Trust, happiness and other forms of human capital constitute the “hidden wealth of nations.” This reciprocal, relationship-based “economy of regard” is a reservoir of unseen assets that parallels the transaction-based economy. Insights from behavioral economics and survey-based measurements of citizens’ satisfaction can help governments perform more effectively. British psychologist David Halpern’s verbose, disjointed writing style may obscure some of his insights on increasing society’s well-being, but his comments are fresh and interesting. While always politically neutral, getAbstract recommends his treatise to those interested in public service and inventive approaches to democratic governance.
In this summary, you will learn
- What constitutes the “social capital” that makes an economy function,
- How studying behavioral economics helps governments build on this relationship-based form of national wealth and
- How a paternalistic state can encourage individuals to behave in a way that enriches society.
About the Author

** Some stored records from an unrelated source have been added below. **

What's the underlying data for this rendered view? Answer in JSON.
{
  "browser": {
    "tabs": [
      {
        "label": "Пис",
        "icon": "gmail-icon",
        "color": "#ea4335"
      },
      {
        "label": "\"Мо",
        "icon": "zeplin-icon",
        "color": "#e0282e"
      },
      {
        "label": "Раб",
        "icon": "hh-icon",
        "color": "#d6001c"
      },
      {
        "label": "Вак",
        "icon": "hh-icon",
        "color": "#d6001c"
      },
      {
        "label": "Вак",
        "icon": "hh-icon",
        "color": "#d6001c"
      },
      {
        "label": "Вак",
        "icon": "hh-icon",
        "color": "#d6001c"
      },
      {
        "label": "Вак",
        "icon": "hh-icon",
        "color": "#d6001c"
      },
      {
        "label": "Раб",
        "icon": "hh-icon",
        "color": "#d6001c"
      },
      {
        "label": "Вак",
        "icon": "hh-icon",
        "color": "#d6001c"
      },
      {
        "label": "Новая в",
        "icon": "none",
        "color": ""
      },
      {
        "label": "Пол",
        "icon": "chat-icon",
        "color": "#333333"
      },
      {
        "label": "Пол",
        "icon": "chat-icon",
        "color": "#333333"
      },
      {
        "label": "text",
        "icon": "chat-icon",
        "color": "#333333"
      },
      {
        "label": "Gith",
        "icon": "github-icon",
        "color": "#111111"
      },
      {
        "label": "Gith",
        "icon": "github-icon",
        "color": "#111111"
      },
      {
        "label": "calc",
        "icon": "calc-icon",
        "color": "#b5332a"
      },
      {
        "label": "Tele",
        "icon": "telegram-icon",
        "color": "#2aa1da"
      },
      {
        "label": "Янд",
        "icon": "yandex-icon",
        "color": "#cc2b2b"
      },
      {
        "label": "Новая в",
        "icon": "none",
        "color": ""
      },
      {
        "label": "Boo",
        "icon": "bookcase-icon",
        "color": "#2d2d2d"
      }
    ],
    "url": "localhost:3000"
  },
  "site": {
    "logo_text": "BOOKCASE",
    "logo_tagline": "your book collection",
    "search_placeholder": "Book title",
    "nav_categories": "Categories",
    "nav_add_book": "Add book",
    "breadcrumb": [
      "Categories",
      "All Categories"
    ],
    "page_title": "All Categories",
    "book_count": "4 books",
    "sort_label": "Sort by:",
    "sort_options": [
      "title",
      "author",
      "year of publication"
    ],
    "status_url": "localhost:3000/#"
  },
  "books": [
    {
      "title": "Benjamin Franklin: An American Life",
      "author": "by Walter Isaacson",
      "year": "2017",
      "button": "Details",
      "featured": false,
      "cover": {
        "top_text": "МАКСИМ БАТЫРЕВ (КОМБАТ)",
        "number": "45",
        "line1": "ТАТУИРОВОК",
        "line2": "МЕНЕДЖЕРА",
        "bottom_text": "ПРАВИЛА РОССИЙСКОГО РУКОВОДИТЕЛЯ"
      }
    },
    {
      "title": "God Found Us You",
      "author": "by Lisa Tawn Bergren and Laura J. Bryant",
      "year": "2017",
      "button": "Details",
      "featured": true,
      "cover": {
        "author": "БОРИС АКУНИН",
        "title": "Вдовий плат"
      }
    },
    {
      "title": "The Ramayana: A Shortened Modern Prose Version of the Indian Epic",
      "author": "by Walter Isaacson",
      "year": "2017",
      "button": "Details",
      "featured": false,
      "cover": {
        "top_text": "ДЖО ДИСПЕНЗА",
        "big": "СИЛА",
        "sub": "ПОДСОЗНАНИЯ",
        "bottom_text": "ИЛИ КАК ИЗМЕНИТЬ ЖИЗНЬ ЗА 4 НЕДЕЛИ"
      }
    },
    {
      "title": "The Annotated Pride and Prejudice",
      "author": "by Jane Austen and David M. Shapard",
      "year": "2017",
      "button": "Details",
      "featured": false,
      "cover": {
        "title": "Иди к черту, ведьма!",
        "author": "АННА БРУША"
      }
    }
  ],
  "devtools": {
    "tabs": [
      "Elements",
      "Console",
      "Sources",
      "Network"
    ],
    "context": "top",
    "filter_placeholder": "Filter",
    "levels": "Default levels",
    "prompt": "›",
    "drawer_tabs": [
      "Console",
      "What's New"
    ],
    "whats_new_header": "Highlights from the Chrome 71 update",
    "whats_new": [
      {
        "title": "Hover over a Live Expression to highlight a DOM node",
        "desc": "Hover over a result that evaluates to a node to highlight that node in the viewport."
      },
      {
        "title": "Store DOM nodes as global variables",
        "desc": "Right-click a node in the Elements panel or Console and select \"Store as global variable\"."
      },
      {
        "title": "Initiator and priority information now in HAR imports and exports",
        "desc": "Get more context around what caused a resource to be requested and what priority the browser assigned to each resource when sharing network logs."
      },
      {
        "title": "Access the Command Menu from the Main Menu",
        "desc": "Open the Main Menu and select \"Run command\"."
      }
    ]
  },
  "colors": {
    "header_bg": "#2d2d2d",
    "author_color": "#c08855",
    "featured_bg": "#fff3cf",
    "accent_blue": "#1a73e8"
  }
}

British psychologist and civil servant David Halpern runs Behavioural Insights Limited, a company – initially launched as part of the UK government – that applies behavioral economic theory to improve public policy and make government more efficient.